Since I spend so much time on here grousing about not having hot water to wash my dishes in, you all probably think I’m just sitting around bored out of my mind and hating China. Well, that’s not the case. It’s just that dishes provide such fertile ground for writing. All those food scraps decaying….
Ok, that was sorta gross. But you get the point.
I will tear my mind away from my precious dishes and no hot water, and present you with seven things I love about China.
1. The people.
Every Chinese person I’ve met here is simply lovely. They always have big smiles, warm hearts, and are full of hope for China. If I had to use only one word to describe China, I think I would use the word “hope.” They work so hard in their studies and really try to learn. And they’ve made us feel welcome here even though we’re strangers and don’t speak the language (even complimenting us on our Chinese when we come out with our few broken words).
2. Ease of transportation.
This week, I’ve been helping with the SOPE tests for Renmin University (basically a 3 minute impromptu speech in English that everyone has to give), and one of the topics was public transportation. The Chinese teacher who was grading the speeches with me proceeded to lecture me on the poor public transportation in America. “Think of the foreigners!” she told me. “What if they want to go around and travel around the city while they’re there but they don’t know their way around? With no public transportation, what will they do?”
I told her I agreed with her, but I wasn’t exactly in charge of whether Columbia, Missouri, had a good bus system or not.
3. Going to church here. However, I’ve already written a whole blog post about this one, so I won’t repeat myself here.
4. Having a Kindle with access to Kindle Unlimited.
This isn’t something specific to China, but it’s made giving up our books a lot easier, since we now have an entire library at our fingertips but don’t have to worry about it upsetting the weight regulations of the airlines.
5. Having our own little apartment.
It’s made it so easy to have students over for parties of Thanksgiving and Christmas. And since we had to leave everything else behind when we left America, it’s nice to still have a little space to call our own.
6. The food.
I don’t know who could come to China and not love the food. Of course, there are some dishes that are pretty so-so, but overall it’s been fantastic. That doesn’t mean that I wouldn’t love to sit down to a roast beef dinner again. But for now, I’ll stay content with my noodle stir-fry, Chinese dumplings (jiaozi), and oh-so-juicy lamb kebabs. But since I’m horrible at taking pictures of food (I usually only remember once I’ve eaten half!), you don’t get to salivate over any of it.
7. All the amazing historical sights to see.

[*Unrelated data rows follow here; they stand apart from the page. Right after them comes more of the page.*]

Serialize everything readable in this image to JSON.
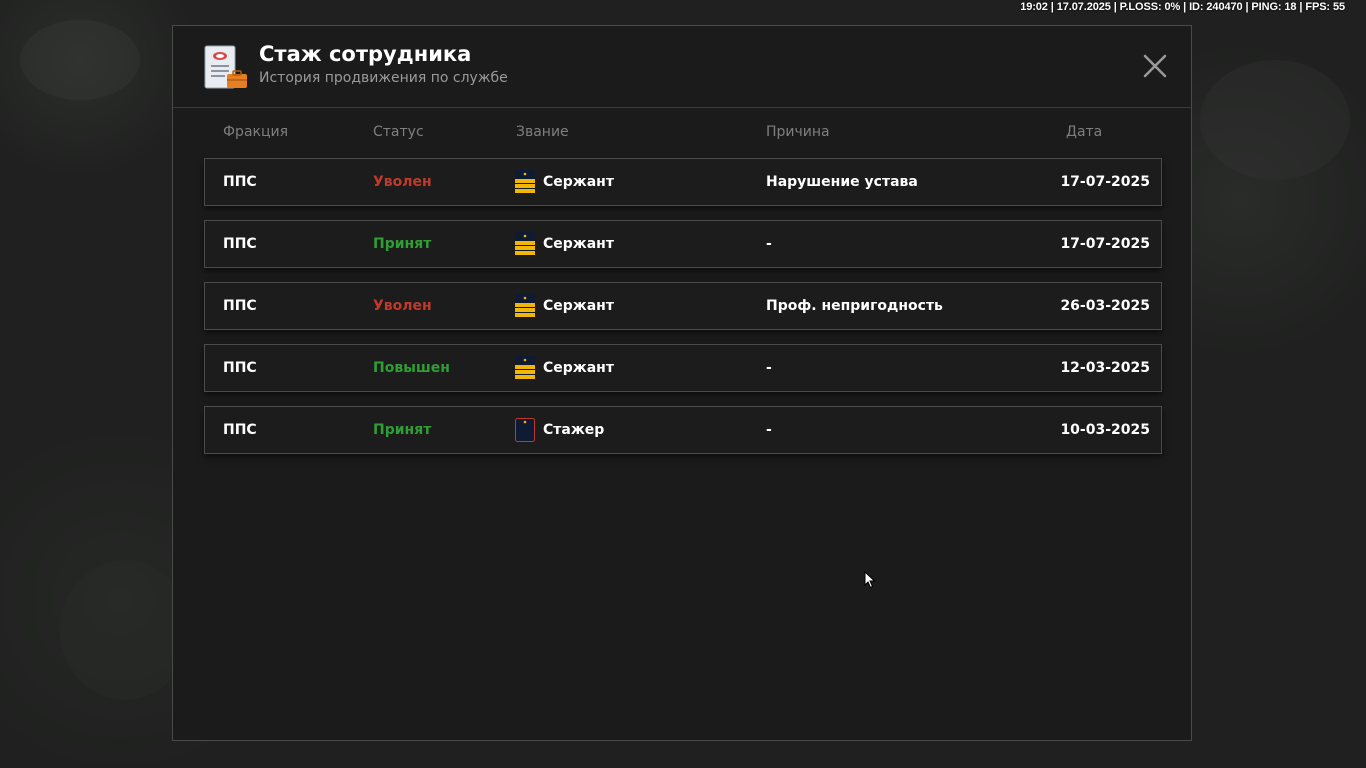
{
  "hud": {
    "text": "19:02 | 17.07.2025 | P.LOSS: 0% | ID: 240470 | PING: 18 | FPS: 55"
  },
  "modal": {
    "title": "Стаж сотрудника",
    "subtitle": "История продвижения по службе",
    "icon": "document-briefcase-icon",
    "close_icon": "close-icon"
  },
  "columns": {
    "faction": "Фракция",
    "status": "Статус",
    "rank": "Звание",
    "reason": "Причина",
    "date": "Дата"
  },
  "colors": {
    "fired": "#c0392b",
    "accepted": "#2f9e35",
    "accent_gold": "#e6b422"
  },
  "rows": [
    {
      "faction": "ППС",
      "status": "Уволен",
      "status_type": "fired",
      "rank": "Сержант",
      "rank_icon": "sergeant-shoulder-board-icon",
      "reason": "Нарушение устава",
      "date": "17-07-2025"
    },
    {
      "faction": "ППС",
      "status": "Принят",
      "status_type": "accepted",
      "rank": "Сержант",
      "rank_icon": "sergeant-shoulder-board-icon",
      "reason": "-",
      "date": "17-07-2025"
    },
    {
      "faction": "ППС",
      "status": "Уволен",
      "status_type": "fired",
      "rank": "Сержант",
      "rank_icon": "sergeant-shoulder-board-icon",
      "reason": "Проф. непригодность",
      "date": "26-03-2025"
    },
    {
      "faction": "ППС",
      "status": "Повышен",
      "status_type": "accepted",
      "rank": "Сержант",
      "rank_icon": "sergeant-shoulder-board-icon",
      "reason": "-",
      "date": "12-03-2025"
    },
    {
      "faction": "ППС",
      "status": "Принят",
      "status_type": "accepted",
      "rank": "Стажер",
      "rank_icon": "trainee-shoulder-board-icon",
      "reason": "-",
      "date": "10-03-2025"
    }
  ]
}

China has an amazing history. They were inventing ways to feed their people and grow their population while Europe and the West was still stuck in the Crusades (and fighting a gazillion wars with each other when they weren’t fighting Muslims). The chance to see things that are left from that ancient civilization is amazing. So far, we’ve only seen a few things: the Summer Palace, the Old Summer Palace (which I didn’t get pictures of because I didn’t bring my camera), the Forbidden City, the zoo, the museum. But we’re still planning to see more, so stay tuned!
There. Didn’t you admire my fortitude? I didn’t even mention washing dishes ONCE once I got started.
Linking up at This Ain’t the Lyceum for Seven Quick Takes.